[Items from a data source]
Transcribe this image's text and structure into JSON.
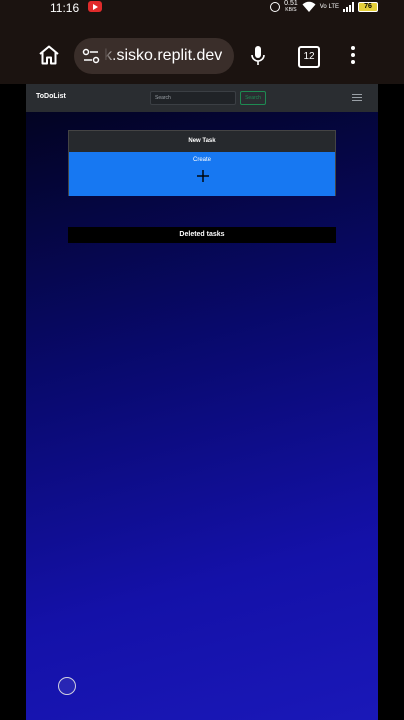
{
  "status_bar": {
    "time": "11:16",
    "net_speed": "0.51",
    "net_unit": "KB/S",
    "volte": "Vo LTE",
    "battery": "76"
  },
  "browser": {
    "url": "k.sisko.replit.dev",
    "tab_count": "12"
  },
  "app": {
    "brand": "ToDoList",
    "search": {
      "placeholder": "Search",
      "button_label": "Search"
    },
    "new_task": {
      "header": "New Task",
      "create_label": "Create"
    },
    "deleted_tasks_label": "Deleted tasks"
  },
  "colors": {
    "create_bg": "#1778f2",
    "search_button": "#1e8a52",
    "navbar_bg": "#2a2d31",
    "battery": "#e4cf3a"
  }
}
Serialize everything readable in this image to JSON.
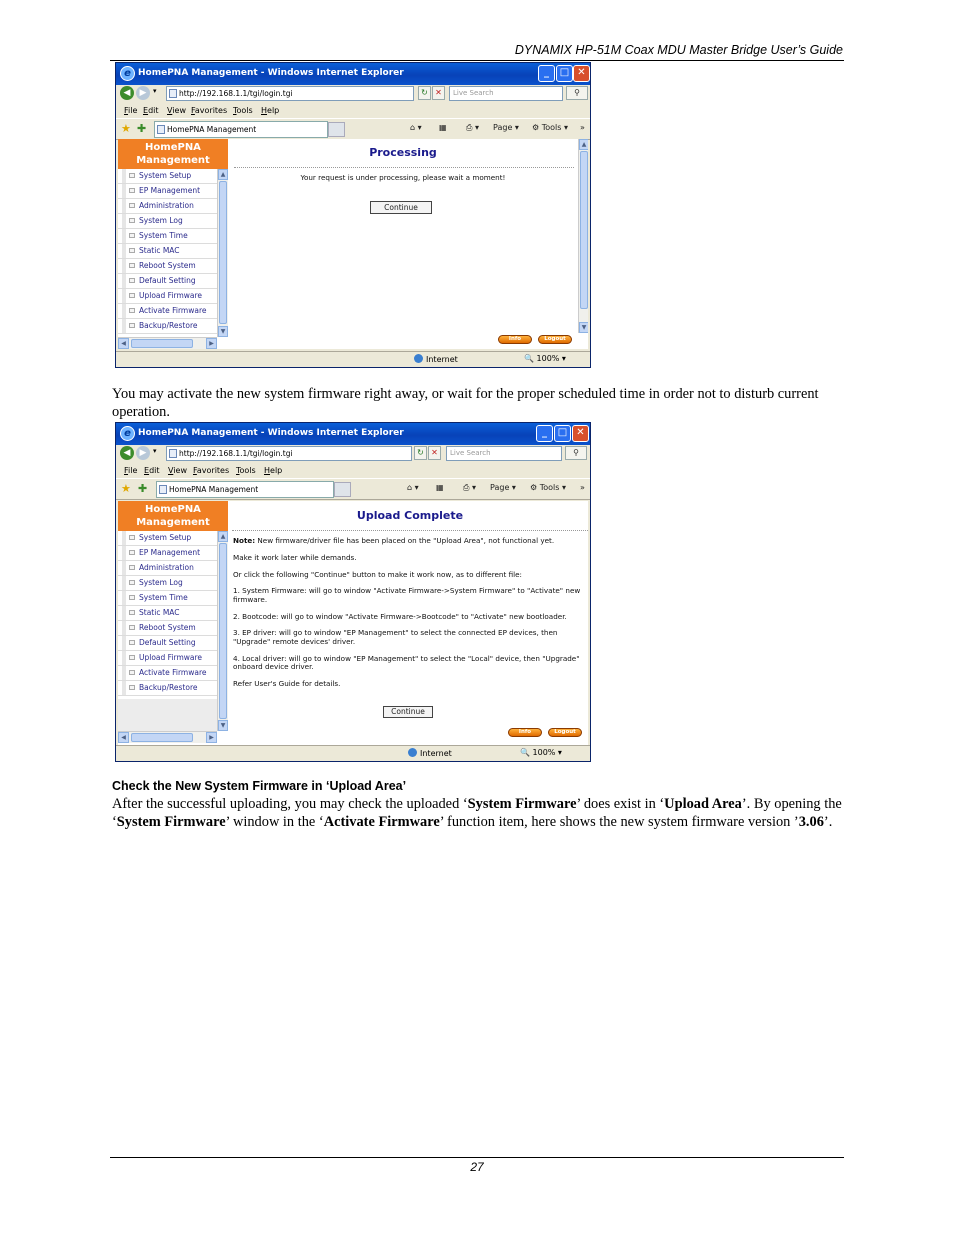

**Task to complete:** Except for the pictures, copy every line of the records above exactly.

**Solved exercise:**
Transcribe this image's text and structure into JSON.
{
  "status_bar": {
    "time": "11:16",
    "net_speed": "0.51",
    "net_unit": "KB/S",
    "volte": "Vo LTE",
    "battery": "76"
  },
  "browser": {
    "url": "k.sisko.replit.dev",
    "tab_count": "12"
  },
  "app": {
    "brand": "ToDoList",
    "search": {
      "placeholder": "Search",
      "button_label": "Search"
    },
    "new_task": {
      "header": "New Task",
      "create_label": "Create"
    },
    "deleted_tasks_label": "Deleted tasks"
  },
  "colors": {
    "create_bg": "#1778f2",
    "search_button": "#1e8a52",
    "navbar_bg": "#2a2d31",
    "battery": "#e4cf3a"
  }
}
Serialize everything readable in this image to JSON.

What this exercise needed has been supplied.